[Records from a dataset]
______

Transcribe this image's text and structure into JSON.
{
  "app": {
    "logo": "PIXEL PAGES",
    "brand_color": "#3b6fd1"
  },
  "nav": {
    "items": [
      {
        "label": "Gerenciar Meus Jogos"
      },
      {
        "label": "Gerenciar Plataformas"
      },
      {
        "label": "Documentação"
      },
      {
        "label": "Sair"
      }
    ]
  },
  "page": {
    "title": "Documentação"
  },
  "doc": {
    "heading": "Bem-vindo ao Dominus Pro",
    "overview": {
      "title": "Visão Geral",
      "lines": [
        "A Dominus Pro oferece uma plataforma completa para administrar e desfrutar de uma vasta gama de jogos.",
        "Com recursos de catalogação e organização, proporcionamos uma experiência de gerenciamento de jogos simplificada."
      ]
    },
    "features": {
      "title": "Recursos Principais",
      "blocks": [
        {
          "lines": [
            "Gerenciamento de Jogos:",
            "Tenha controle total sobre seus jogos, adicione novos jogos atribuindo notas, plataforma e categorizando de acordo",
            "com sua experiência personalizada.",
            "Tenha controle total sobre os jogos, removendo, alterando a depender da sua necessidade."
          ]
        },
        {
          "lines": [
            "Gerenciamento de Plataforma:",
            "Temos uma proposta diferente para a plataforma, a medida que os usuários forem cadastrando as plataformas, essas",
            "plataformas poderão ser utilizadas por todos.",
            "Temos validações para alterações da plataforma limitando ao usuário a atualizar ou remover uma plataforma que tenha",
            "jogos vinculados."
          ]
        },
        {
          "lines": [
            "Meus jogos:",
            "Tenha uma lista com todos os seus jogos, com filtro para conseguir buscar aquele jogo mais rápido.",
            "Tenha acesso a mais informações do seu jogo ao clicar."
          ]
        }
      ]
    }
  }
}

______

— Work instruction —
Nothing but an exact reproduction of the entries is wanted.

— Exercise solution —
Transcribe this image's text and structure into JSON.
{
  "app": {
    "logo": "PIXEL PAGES",
    "brand_color": "#3b6fd1"
  },
  "nav": {
    "items": [
      {
        "label": "Gerenciar Meus Jogos"
      },
      {
        "label": "Gerenciar Plataformas"
      },
      {
        "label": "Documentação"
      },
      {
        "label": "Sair"
      }
    ]
  },
  "page": {
    "title": "Documentação"
  },
  "doc": {
    "heading": "Bem-vindo ao Dominus Pro",
    "overview": {
      "title": "Visão Geral",
      "lines": [
        "A Dominus Pro oferece uma plataforma completa para administrar e desfrutar de uma vasta gama de jogos.",
        "Com recursos de catalogação e organização, proporcionamos uma experiência de gerenciamento de jogos simplificada."
      ]
    },
    "features": {
      "title": "Recursos Principais",
      "blocks": [
        {
          "lines": [
            "Gerenciamento de Jogos:",
            "Tenha controle total sobre seus jogos, adicione novos jogos atribuindo notas, plataforma e categorizando de acordo",
            "com sua experiência personalizada.",
            "Tenha controle total sobre os jogos, removendo, alterando a depender da sua necessidade."
          ]
        },
        {
          "lines": [
            "Gerenciamento de Plataforma:",
            "Temos uma proposta diferente para a plataforma, a medida que os usuários forem cadastrando as plataformas, essas",
            "plataformas poderão ser utilizadas por todos.",
            "Temos validações para alterações da plataforma limitando ao usuário a atualizar ou remover uma plataforma que tenha",
            "jogos vinculados."
          ]
        },
        {
          "lines": [
            "Meus jogos:",
            "Tenha uma lista com todos os seus jogos, com filtro para conseguir buscar aquele jogo mais rápido.",
            "Tenha acesso a mais informações do seu jogo ao clicar."
          ]
        }
      ]
    }
  }
}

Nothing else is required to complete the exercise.